**Activity**
Look through the data below and work out how many lines hold "pills"; state only the number.

Data to process below:

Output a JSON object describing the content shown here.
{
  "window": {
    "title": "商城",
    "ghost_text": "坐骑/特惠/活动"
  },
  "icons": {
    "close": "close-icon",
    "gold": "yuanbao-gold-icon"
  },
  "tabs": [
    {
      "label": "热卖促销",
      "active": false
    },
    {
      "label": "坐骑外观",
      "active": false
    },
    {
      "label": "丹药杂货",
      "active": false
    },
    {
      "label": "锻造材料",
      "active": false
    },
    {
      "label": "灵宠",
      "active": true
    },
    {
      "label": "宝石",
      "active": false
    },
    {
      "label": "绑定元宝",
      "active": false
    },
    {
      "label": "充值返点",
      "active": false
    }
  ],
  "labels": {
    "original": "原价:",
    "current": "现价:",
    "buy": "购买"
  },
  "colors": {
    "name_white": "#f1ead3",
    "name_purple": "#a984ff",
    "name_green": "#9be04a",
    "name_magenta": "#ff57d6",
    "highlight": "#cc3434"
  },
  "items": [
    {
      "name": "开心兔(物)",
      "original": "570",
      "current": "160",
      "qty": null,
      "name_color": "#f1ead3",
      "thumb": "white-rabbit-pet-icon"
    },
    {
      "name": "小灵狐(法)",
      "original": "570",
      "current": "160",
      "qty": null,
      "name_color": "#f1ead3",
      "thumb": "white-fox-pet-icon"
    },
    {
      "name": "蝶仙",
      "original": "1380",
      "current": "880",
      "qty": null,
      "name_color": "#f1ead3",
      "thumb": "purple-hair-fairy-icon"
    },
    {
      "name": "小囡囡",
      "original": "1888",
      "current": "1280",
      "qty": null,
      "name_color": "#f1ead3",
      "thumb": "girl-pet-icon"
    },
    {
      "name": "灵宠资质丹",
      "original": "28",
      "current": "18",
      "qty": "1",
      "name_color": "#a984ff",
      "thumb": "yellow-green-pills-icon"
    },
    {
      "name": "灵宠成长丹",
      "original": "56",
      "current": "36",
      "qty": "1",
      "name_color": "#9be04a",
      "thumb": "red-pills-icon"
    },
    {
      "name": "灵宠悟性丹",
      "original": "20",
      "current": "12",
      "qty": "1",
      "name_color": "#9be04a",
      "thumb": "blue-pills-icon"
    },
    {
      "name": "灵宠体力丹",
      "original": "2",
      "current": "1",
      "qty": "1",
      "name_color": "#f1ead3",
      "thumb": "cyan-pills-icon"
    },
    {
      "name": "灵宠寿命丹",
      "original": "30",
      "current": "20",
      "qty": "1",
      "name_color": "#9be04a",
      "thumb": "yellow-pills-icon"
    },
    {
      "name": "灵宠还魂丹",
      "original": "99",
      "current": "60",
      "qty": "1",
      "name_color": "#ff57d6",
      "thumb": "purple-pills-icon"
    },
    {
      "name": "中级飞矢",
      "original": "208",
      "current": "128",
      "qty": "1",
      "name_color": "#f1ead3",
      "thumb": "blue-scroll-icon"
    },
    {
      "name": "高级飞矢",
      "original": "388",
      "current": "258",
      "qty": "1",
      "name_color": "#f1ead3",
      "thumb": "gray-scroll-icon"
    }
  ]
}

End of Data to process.

**Solved problem**
6